In the aftermath of Pyongyang conducting its fifth and largest nuclear test, world leaders have come together to condemn North Korea. The International Atomic Energy Agency, the nuclear watchdog of the United Nations, has also spoken out, branding North Korea's actions as a "clear violation of numerous UN Security Council resolutions" and a "complete disregard of the repeated demands of the international community".
The US was quick to condemn the nuclear test and President Barack Obama has warned that provocative action by North Korea would have "serious consequences".
He has also vowed to take all necessary action to protect South Korea from the North, including providing them with a nuclear umbrella.
President Obama has reportedly spoken to South Korean President Park Geun-hye over the phone in the aftermath of the nuclear test. The two leaders have agreed to use all available means to pressure North Korea into abandoning its nuclear programme, which is said to include the option of adopting a new UN Security Council resolution.
US Assistant Secretary of State Daniel Russel has said that it will be closely working with Japan, China, Russia and South Korea to continue placing pressure on the North Korean regime. His words came ahead of a meeting with Japan's Foreign Minister, Fumio Kishida.
According to Reuters, Russel said: "The fact is, there is an accelerated pattern of very serious provocation that violates international law and threatens regional stability."
South Korea's Finance Minister, Yoo Il-ho, has said preparations must be made to respond to the increasing geopolitical tension, including the possibility of spikes in financial market volatility due to North Korea's nuclear test.
"We must prepare to respond to change in market conditions with greater alertness than ever before," Il-ho told Reuters.
Meanwhile, President Geun-hye has described the atomic test as an act of "fanatic recklessness".
While China's Foreign Ministry has said it "resolutely opposes" North Korea's nuclear test, its official Xinhua news agency has urged for restraint among the international community. Describing the test as "not wise", it also condemned the South's decision to deploy an advanced US anti-missile system in the region.
Foreign Ministry spokeswoman Hua Chunying said that China would be lodging a diplomatic protest with the North Korean embassy.
Japan's Defence Minister, Tomomi Inada, has expressed concern over the grave threat to Japan based on the North's nuclear test. He has also said that, based on the magnitude of the tremor caused by the test, Japan does not believe it was a test of a hydrogen device.

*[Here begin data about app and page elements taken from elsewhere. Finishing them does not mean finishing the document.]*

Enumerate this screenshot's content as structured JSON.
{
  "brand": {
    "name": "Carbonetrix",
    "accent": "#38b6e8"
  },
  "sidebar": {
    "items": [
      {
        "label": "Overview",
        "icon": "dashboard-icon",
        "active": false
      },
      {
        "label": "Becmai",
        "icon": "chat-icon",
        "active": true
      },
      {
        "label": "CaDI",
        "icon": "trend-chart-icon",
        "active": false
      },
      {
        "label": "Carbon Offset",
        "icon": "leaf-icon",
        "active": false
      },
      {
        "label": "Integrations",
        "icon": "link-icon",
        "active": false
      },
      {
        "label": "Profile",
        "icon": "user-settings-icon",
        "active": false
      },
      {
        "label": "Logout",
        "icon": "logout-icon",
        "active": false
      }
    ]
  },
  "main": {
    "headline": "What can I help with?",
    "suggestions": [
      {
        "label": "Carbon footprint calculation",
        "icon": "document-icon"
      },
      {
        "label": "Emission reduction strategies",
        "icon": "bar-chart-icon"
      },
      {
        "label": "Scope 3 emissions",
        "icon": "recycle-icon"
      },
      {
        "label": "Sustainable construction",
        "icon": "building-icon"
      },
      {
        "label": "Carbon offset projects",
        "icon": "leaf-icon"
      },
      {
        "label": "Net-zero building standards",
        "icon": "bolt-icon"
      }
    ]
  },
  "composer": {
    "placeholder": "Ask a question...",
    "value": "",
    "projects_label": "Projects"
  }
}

Inada said: "Considering that North Korea has developed missile technologies capable of delivering weapons of mass destruction, [the latest nuclear test] is a grave threat to the national security of Japan as well as the peace and security of north east Asia and the international community. We absolutely cannot accept it."
Foreign Secretary Boris Johnson has described the nuclear test as "needless provocation".
Russia's Foreign Minister, Sergei Lavrov, held a joint press conference with US Secretary of State John Kerry, during which he said: "I'm very much concerned and the resolution of the Security Council must be implemented and we must send this message very strongly."